[EXERCISE DESCRIPTION] Show only those lines of the entries where the string "selected" is found.

(Web page and app entries)
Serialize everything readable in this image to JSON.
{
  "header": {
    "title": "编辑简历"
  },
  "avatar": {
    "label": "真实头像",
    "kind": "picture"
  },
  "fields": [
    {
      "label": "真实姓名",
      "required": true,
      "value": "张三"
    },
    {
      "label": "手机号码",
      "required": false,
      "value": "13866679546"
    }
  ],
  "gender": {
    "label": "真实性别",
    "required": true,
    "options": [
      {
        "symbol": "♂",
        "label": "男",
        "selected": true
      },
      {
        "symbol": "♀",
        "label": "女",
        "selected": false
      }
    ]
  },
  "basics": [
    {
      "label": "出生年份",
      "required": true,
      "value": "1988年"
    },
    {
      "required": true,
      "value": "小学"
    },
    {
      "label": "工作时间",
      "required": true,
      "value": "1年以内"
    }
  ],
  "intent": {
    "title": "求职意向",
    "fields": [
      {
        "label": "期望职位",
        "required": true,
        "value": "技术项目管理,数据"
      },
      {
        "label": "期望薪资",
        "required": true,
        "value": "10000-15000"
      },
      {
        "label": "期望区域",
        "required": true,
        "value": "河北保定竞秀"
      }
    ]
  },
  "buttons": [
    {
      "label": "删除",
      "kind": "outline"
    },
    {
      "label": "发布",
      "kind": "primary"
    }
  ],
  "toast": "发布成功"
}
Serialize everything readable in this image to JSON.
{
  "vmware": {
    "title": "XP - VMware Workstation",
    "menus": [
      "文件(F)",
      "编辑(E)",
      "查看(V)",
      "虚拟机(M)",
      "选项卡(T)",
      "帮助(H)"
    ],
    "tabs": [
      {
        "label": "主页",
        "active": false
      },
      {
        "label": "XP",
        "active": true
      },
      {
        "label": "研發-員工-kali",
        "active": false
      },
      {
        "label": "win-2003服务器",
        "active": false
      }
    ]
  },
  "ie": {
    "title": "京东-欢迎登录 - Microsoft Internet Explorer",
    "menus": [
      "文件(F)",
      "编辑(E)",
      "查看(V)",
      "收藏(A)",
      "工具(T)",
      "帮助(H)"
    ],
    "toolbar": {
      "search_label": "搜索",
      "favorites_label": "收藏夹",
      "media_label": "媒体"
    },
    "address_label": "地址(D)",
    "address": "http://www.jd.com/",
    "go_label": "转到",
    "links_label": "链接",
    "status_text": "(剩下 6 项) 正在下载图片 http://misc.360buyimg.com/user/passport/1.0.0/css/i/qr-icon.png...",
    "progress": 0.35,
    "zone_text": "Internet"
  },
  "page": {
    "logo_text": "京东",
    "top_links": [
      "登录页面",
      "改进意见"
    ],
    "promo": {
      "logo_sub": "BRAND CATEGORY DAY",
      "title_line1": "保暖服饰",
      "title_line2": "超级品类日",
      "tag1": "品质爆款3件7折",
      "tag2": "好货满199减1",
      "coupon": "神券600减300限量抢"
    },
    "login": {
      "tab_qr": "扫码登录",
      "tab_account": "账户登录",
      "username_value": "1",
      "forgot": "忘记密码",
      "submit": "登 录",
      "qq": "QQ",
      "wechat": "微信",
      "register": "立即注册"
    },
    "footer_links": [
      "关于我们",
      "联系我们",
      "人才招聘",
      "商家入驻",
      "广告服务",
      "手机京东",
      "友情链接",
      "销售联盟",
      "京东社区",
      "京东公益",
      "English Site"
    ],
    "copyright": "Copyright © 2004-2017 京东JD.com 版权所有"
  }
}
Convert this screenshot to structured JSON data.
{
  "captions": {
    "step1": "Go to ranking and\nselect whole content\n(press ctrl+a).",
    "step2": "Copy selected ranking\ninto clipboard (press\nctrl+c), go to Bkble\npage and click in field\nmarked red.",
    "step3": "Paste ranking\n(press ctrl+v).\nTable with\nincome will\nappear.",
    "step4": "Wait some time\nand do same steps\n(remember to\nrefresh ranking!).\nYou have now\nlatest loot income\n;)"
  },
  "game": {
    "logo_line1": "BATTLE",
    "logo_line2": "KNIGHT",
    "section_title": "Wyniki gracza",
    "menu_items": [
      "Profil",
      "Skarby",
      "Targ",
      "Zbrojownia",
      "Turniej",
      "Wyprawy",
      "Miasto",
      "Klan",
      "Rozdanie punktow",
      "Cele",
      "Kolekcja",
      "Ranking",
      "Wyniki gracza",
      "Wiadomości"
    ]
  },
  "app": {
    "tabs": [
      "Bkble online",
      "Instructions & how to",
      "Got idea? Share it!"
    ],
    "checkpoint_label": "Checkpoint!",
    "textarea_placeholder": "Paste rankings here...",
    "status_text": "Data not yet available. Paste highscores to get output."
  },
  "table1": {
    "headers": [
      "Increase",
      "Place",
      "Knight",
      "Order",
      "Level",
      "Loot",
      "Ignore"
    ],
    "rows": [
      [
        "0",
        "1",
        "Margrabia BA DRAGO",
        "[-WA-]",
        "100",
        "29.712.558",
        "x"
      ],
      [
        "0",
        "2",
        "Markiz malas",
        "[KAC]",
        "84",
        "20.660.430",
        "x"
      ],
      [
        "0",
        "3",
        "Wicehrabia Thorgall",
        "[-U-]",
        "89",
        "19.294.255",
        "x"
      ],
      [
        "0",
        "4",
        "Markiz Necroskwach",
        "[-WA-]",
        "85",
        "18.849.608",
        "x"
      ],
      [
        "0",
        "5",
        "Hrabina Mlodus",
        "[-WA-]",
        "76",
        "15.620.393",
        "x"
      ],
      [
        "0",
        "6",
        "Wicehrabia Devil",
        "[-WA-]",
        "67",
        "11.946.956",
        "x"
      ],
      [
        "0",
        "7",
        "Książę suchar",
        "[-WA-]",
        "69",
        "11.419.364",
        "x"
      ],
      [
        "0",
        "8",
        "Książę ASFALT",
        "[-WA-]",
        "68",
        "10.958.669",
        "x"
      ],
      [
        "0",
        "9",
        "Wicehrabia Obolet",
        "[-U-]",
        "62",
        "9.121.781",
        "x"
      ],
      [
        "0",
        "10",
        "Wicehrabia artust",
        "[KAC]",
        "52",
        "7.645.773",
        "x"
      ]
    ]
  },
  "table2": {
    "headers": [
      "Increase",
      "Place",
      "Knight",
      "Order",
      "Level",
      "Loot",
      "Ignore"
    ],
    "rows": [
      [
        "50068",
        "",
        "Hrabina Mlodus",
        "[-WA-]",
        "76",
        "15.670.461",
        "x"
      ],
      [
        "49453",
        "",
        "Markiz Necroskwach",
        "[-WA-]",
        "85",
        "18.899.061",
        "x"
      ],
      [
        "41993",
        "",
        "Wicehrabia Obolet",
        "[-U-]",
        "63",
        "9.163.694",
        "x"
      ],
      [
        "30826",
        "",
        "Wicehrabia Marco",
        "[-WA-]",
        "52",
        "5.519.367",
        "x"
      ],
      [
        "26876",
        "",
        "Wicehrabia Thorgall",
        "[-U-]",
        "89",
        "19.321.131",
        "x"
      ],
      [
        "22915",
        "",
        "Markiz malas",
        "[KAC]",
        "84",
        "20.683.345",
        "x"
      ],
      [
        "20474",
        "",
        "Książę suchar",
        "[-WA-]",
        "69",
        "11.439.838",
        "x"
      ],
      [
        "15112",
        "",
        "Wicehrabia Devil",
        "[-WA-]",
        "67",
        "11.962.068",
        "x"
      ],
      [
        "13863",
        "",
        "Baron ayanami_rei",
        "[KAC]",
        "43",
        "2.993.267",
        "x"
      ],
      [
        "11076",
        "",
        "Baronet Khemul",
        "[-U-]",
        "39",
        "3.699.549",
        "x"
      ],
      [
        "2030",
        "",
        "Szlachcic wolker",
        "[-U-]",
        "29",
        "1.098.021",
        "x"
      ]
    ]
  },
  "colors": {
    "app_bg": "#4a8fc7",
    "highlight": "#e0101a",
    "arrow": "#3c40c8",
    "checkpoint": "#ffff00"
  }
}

[ANSWER SECTION]
        "selected": true
        "selected": false
    "step2": "Copy selected ranking\ninto clipboard (press\nctrl+c), go to Bkble\npage and click in field\nmarked red.",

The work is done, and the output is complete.